The Week

Leading article

‘In’ trouble

David Cameron wants to get the European Union referendum over with quickly — and understandably so. Things are still going well for him, and his political opposition is in disarray. The ‘in’ campaign will draw heavily upon his personal authority and the public is not (yet) fed up with him. Ideally, he wants to start

Portrait of the week

Portrait of the week | 28 January 2016

Home Donald Tusk, the president of the European Council, prepared a paper on the four areas of concern between Britain and the European Union, as formulated by David Cameron, the British Prime Minister, for the EU to chew on at a summit in February. Nicola Sturgeon, the leader of the Scottish National Party, said that


Diary – 28 January 2016

For years, I’ve wondered why so many clever people go to Davos to discuss topics as meaningless as ‘the new global context’ or ‘shared norms for the new reality’. It has always struck me like a massive game of Just A Minute, in which contestants compete on how long they can talk about a theme

Ancient and modern

Quintilian on lecturers

Professor Louise Richardson, Oxford’s new vice-chancellor, is worried about a new government plan to judge teaching quality. Her reason is that she does not know how to measure it. One wonders what else she does not know about assessing a university’s basic function. Plato made a distinction between the art of teaching and the pupil’s desire


Barometer | 28 January 2016

So near and yet so far Henry Worsley died in a Chilean hospital of peritonitis after being airlifted from Antartica, 30 miles short of what would have been the first solo unaided crossing of the continent. How does this compare with Britain’s other heroic failures? — Scott and his two surviving companions died 11 miles short

From the archives

Disciplined brutality

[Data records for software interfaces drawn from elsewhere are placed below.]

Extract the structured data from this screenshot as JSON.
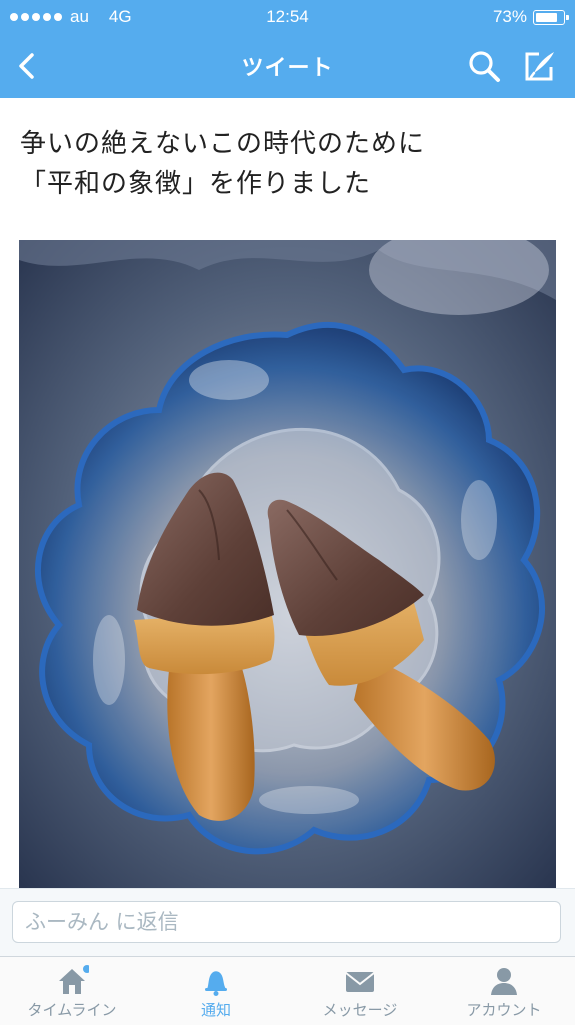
{
  "status_bar": {
    "carrier": "au",
    "network": "4G",
    "time": "12:54",
    "battery": "73%"
  },
  "nav": {
    "title": "ツイート",
    "back_icon": "chevron-left-icon",
    "search_icon": "search-icon",
    "compose_icon": "compose-icon"
  },
  "tweet": {
    "line1": "争いの絶えないこの時代のために",
    "line2": "「平和の象徴」を作りました"
  },
  "reply": {
    "placeholder": "ふーみん に返信"
  },
  "tabs": [
    {
      "label": "タイムライン",
      "icon": "home-icon",
      "active": false,
      "has_dot": true
    },
    {
      "label": "通知",
      "icon": "bell-icon",
      "active": true
    },
    {
      "label": "メッセージ",
      "icon": "envelope-icon",
      "active": false
    },
    {
      "label": "アカウント",
      "icon": "person-icon",
      "active": false
    }
  ],
  "colors": {
    "accent": "#55acee",
    "tab_inactive": "#8899a6"
  }
}
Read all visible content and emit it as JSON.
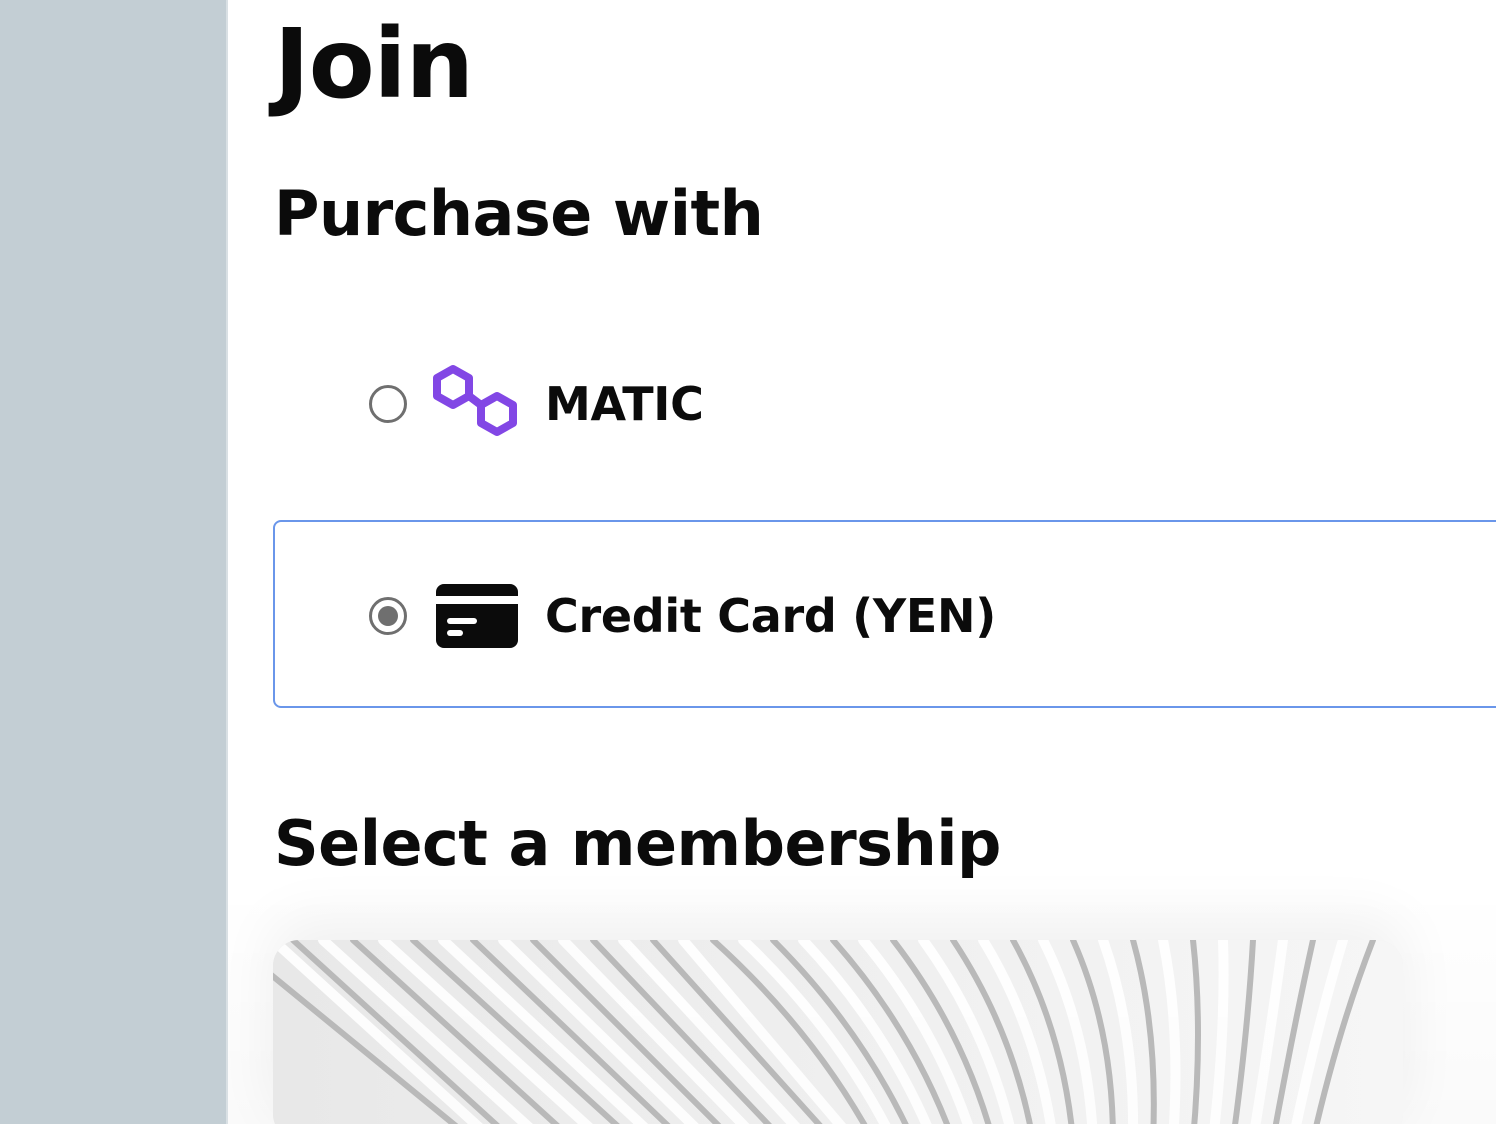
{
  "page": {
    "title": "Join"
  },
  "purchase": {
    "heading": "Purchase with",
    "options": [
      {
        "label": "MATIC",
        "icon": "polygon-matic-icon",
        "selected": false,
        "icon_color": "#8247e5"
      },
      {
        "label": "Credit Card (YEN)",
        "icon": "credit-card-icon",
        "selected": true,
        "icon_color": "#0b0b0b"
      }
    ],
    "selected_border_color": "#6a96ea"
  },
  "membership": {
    "heading": "Select a membership",
    "card_image": "abstract-white-wave-pattern"
  },
  "colors": {
    "sidebar": "#c3ced4",
    "background": "#ffffff",
    "text": "#0b0b0b"
  }
}
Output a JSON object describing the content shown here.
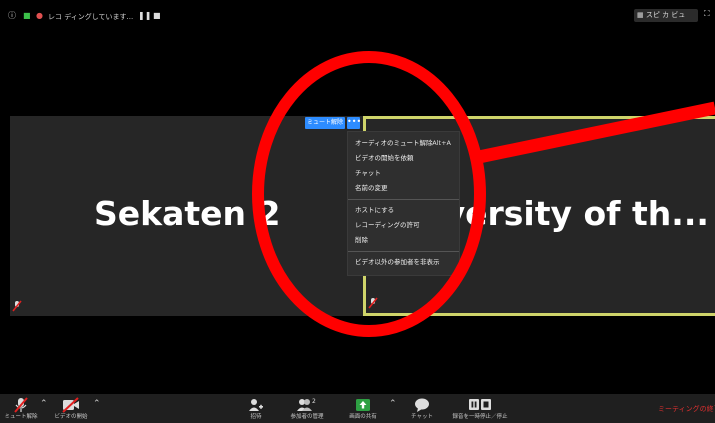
{
  "app": {
    "recording_label": "レコ ディングしています...",
    "view_label": "スピ カ ビュ"
  },
  "tiles": [
    {
      "name": "Sekaten 2"
    },
    {
      "name": "University of th..."
    }
  ],
  "hover_buttons": {
    "unmute": "ミュート解除",
    "more": "•••"
  },
  "context_menu": {
    "items": [
      {
        "label": "オーディオのミュート解除",
        "shortcut": "Alt+A"
      },
      {
        "label": "ビデオの開始を依頼"
      },
      {
        "label": "チャット"
      },
      {
        "label": "名前の変更"
      },
      {
        "label": "ホストにする"
      },
      {
        "label": "レコーディングの許可"
      },
      {
        "label": "削除"
      },
      {
        "label": "ビデオ以外の参加者を非表示"
      }
    ]
  },
  "toolbar": {
    "unmute": "ミュート解除",
    "video_start": "ビデオの開始",
    "invite": "招待",
    "participants": "参加者の管理",
    "participant_count": "2",
    "share": "画面の共有",
    "chat": "チャット",
    "recording": "録音を一時停止／停止",
    "end": "ミーティングの終了"
  },
  "colors": {
    "highlight_border": "#cfd46a",
    "accent_blue": "#2d8cff",
    "annotation_red": "#ff0000",
    "share_green": "#2ea043"
  }
}
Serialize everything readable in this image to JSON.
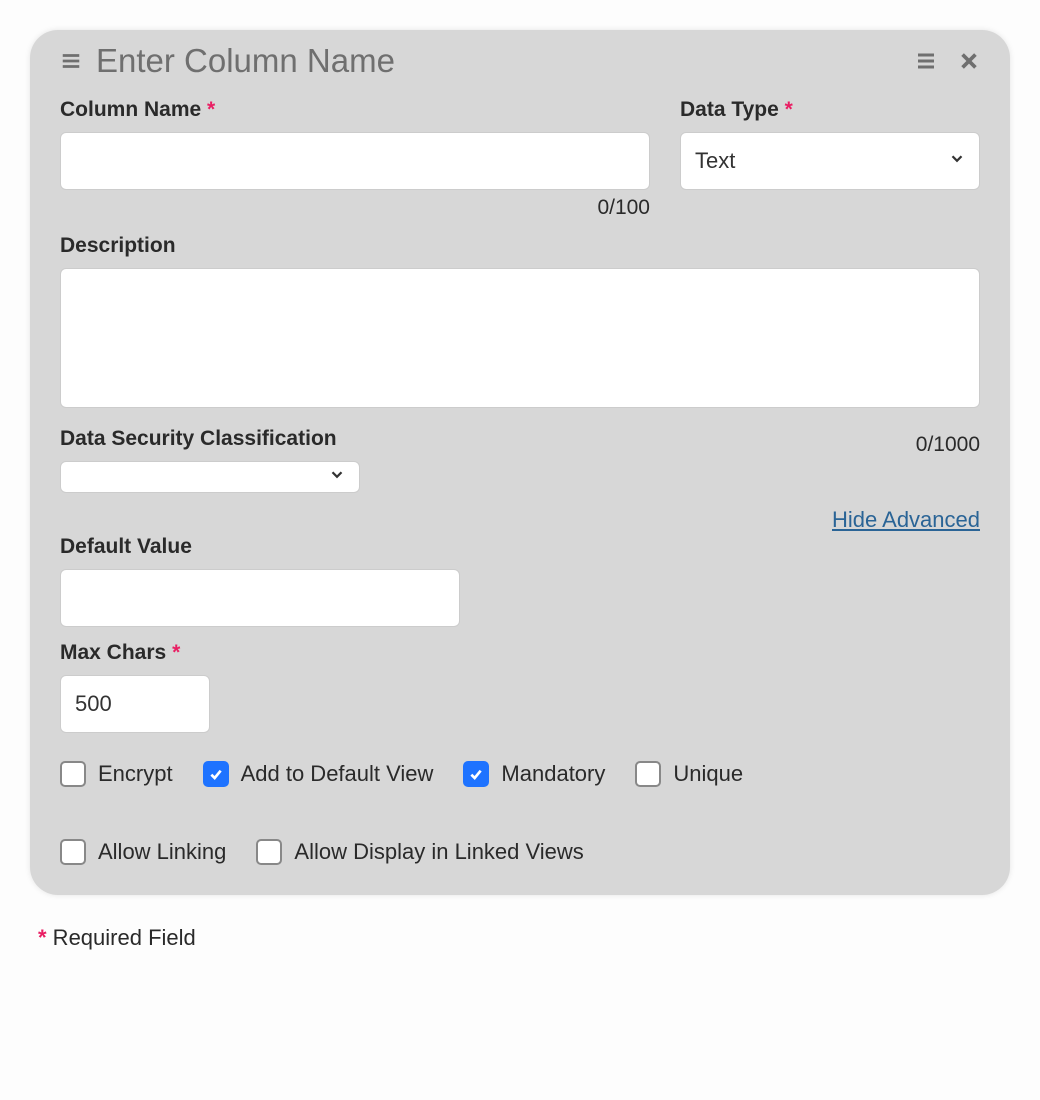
{
  "header": {
    "title": "Enter Column Name"
  },
  "labels": {
    "column_name": "Column Name",
    "data_type": "Data Type",
    "description": "Description",
    "dsc": "Data Security Classification",
    "default_value": "Default Value",
    "max_chars": "Max Chars"
  },
  "values": {
    "column_name": "",
    "data_type_selected": "Text",
    "description": "",
    "dsc_selected": "",
    "default_value": "",
    "max_chars": "500"
  },
  "counters": {
    "column_name": "0/100",
    "description": "0/1000"
  },
  "link": {
    "hide_advanced": "Hide Advanced"
  },
  "checkboxes": {
    "encrypt": {
      "label": "Encrypt",
      "checked": false
    },
    "add_default_view": {
      "label": "Add to Default View",
      "checked": true
    },
    "mandatory": {
      "label": "Mandatory",
      "checked": true
    },
    "unique": {
      "label": "Unique",
      "checked": false
    },
    "allow_linking": {
      "label": "Allow Linking",
      "checked": false
    },
    "allow_display_linked": {
      "label": "Allow Display in Linked Views",
      "checked": false
    }
  },
  "footnote": {
    "asterisk": "*",
    "text": " Required Field"
  }
}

From ‘The Crimes of Germany’, The Spectator, 29 January 1916: It would be a relief, a partial solution, if only one could say that the Germans broke loose from their officers and their habits in a lust of blood and violence. But the terrible fact is that throughout the war we have heard no word


Letters | 28 January 2016

Levelling the cricket pitch Sir: As a cricket addict and believer in state education, it pains me to agree with Michael Henderson’s assertion that the future of England’s Test side rests in the hands of private schools (‘Elite sport’, 23 January). The high-performing, 1,700-strong school where I am the head teacher has a grass area for